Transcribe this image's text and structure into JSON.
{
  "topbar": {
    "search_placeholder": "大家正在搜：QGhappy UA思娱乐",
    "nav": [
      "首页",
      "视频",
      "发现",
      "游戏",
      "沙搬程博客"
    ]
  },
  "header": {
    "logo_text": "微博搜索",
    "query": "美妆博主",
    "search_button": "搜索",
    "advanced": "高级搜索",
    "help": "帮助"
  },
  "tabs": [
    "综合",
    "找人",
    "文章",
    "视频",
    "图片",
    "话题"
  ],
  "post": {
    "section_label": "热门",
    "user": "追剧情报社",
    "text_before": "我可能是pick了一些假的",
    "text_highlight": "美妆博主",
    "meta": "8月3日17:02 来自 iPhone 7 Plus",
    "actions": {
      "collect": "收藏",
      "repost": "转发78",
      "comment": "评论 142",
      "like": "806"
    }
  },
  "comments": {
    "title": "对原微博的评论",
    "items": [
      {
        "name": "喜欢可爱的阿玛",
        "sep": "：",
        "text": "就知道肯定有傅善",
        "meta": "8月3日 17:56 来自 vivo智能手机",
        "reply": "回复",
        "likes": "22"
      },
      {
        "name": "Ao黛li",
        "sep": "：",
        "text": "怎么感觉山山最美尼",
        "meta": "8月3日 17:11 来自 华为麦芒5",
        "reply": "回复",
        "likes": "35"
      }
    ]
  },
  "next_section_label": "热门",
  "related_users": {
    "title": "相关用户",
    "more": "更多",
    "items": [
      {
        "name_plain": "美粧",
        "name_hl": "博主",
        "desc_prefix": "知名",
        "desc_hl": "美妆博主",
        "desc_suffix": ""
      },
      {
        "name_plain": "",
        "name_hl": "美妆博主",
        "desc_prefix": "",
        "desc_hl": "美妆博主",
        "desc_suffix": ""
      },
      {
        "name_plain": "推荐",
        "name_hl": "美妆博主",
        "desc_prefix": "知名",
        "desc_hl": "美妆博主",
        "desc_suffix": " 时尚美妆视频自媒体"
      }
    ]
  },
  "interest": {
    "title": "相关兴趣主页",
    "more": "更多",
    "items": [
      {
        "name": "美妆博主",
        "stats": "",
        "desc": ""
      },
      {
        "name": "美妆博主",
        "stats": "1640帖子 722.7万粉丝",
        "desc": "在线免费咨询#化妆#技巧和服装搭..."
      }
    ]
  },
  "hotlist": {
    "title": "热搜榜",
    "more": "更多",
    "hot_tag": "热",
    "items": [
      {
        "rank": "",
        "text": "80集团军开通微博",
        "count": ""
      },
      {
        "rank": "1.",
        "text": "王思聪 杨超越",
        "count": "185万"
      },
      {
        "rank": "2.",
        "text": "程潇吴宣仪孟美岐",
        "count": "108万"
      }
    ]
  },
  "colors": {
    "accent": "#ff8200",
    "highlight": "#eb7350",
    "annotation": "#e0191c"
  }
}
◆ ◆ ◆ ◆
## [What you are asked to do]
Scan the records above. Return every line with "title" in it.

## [Answer area]
    "title": "对原微博的评论",
    "title": "相关用户",
    "title": "相关兴趣主页",
    "title": "热搜榜",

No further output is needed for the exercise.